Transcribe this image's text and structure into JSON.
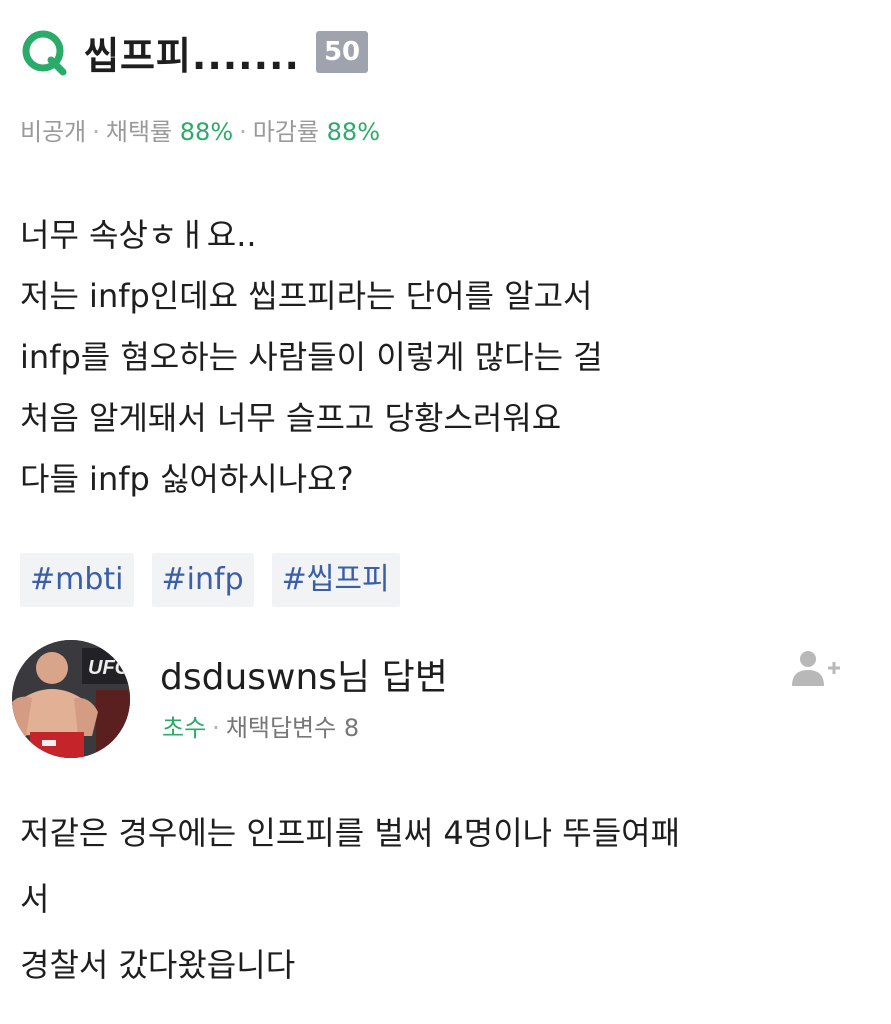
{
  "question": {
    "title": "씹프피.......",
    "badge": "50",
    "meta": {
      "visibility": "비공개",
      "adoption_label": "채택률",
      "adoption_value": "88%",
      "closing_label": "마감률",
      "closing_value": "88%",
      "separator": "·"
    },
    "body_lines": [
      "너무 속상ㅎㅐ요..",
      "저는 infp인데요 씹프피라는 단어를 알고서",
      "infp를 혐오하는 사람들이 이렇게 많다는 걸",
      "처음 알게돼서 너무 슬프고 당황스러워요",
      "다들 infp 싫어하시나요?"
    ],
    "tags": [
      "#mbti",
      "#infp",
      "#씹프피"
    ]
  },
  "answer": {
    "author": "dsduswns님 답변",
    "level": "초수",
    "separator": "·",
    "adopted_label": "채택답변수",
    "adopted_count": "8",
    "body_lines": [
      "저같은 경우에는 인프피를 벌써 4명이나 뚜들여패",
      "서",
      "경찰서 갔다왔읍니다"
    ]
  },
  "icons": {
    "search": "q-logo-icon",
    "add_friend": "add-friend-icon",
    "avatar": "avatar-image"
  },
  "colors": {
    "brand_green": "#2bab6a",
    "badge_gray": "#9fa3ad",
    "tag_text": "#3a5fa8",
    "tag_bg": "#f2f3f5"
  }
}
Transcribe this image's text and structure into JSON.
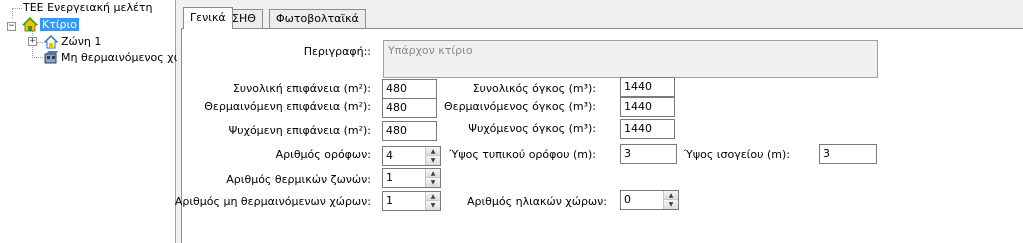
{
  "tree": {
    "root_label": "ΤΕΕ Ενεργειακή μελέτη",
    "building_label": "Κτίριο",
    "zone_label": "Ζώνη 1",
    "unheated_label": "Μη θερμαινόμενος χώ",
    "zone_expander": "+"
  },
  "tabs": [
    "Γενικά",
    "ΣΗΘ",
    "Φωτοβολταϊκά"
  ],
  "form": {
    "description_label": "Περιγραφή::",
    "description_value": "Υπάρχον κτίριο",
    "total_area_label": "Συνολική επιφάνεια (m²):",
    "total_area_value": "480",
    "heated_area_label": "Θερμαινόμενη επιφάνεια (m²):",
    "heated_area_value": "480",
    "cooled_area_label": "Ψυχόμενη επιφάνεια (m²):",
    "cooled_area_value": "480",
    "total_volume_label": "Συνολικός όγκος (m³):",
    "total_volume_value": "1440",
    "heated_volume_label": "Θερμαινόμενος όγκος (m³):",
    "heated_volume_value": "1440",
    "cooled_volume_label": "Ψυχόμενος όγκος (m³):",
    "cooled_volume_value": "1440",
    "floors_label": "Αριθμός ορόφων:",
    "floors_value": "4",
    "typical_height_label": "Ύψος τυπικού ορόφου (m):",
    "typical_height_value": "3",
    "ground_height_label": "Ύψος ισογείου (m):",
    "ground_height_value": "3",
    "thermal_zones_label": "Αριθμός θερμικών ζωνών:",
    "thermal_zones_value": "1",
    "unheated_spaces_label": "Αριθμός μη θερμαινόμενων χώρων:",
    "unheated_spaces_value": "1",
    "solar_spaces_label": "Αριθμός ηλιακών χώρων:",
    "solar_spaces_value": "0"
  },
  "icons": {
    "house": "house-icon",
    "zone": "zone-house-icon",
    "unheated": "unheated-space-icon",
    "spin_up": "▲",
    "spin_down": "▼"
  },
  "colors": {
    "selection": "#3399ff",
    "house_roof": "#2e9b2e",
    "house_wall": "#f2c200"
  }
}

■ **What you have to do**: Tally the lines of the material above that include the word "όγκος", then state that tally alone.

■ **Answer box**: 3